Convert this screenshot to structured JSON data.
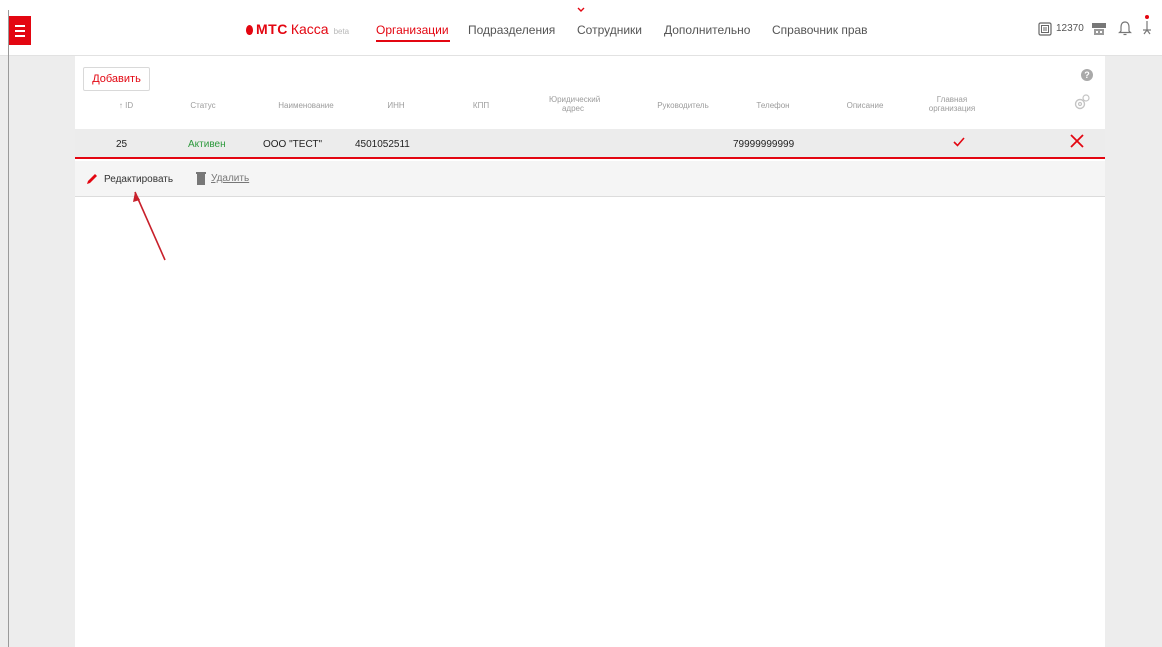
{
  "header": {
    "logo_brand": "МТС",
    "logo_product": "Касса",
    "logo_badge": "beta",
    "nav": [
      {
        "label": "Организации",
        "active": true
      },
      {
        "label": "Подразделения",
        "active": false
      },
      {
        "label": "Сотрудники",
        "active": false
      },
      {
        "label": "Дополнительно",
        "active": false
      },
      {
        "label": "Справочник прав",
        "active": false
      }
    ],
    "balance": "12370"
  },
  "toolbar": {
    "add_label": "Добавить"
  },
  "table": {
    "columns": [
      "↑ ID",
      "Статус",
      "Наименование",
      "ИНН",
      "КПП",
      "Юридический адрес",
      "Руководитель",
      "Телефон",
      "Описание",
      "Главная организация"
    ],
    "rows": [
      {
        "id": "25",
        "status": "Активен",
        "name": "ООО \"ТЕСТ\"",
        "inn": "4501052511",
        "kpp": "",
        "address": "",
        "director": "",
        "phone": "79999999999",
        "description": "",
        "main_org": true
      }
    ]
  },
  "row_actions": {
    "edit_label": "Редактировать",
    "delete_label": "Удалить"
  },
  "colors": {
    "brand": "#e30611",
    "status_active": "#2e9a3e"
  },
  "icons": [
    "menu-icon",
    "chevron-down-icon",
    "calculator-icon",
    "cash-register-icon",
    "bell-icon",
    "user-icon",
    "help-icon",
    "settings-gear-icon",
    "check-icon",
    "delete-x-icon",
    "pencil-icon",
    "trash-icon"
  ]
}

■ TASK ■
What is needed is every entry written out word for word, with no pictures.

■ ANSWER FOR THIS EXERCISE ■
Convert this screenshot to structured JSON data.
{
  "header": {
    "logo_brand": "МТС",
    "logo_product": "Касса",
    "logo_badge": "beta",
    "nav": [
      {
        "label": "Организации",
        "active": true
      },
      {
        "label": "Подразделения",
        "active": false
      },
      {
        "label": "Сотрудники",
        "active": false
      },
      {
        "label": "Дополнительно",
        "active": false
      },
      {
        "label": "Справочник прав",
        "active": false
      }
    ],
    "balance": "12370"
  },
  "toolbar": {
    "add_label": "Добавить"
  },
  "table": {
    "columns": [
      "↑ ID",
      "Статус",
      "Наименование",
      "ИНН",
      "КПП",
      "Юридический адрес",
      "Руководитель",
      "Телефон",
      "Описание",
      "Главная организация"
    ],
    "rows": [
      {
        "id": "25",
        "status": "Активен",
        "name": "ООО \"ТЕСТ\"",
        "inn": "4501052511",
        "kpp": "",
        "address": "",
        "director": "",
        "phone": "79999999999",
        "description": "",
        "main_org": true
      }
    ]
  },
  "row_actions": {
    "edit_label": "Редактировать",
    "delete_label": "Удалить"
  },
  "colors": {
    "brand": "#e30611",
    "status_active": "#2e9a3e"
  },
  "icons": [
    "menu-icon",
    "chevron-down-icon",
    "calculator-icon",
    "cash-register-icon",
    "bell-icon",
    "user-icon",
    "help-icon",
    "settings-gear-icon",
    "check-icon",
    "delete-x-icon",
    "pencil-icon",
    "trash-icon"
  ]
}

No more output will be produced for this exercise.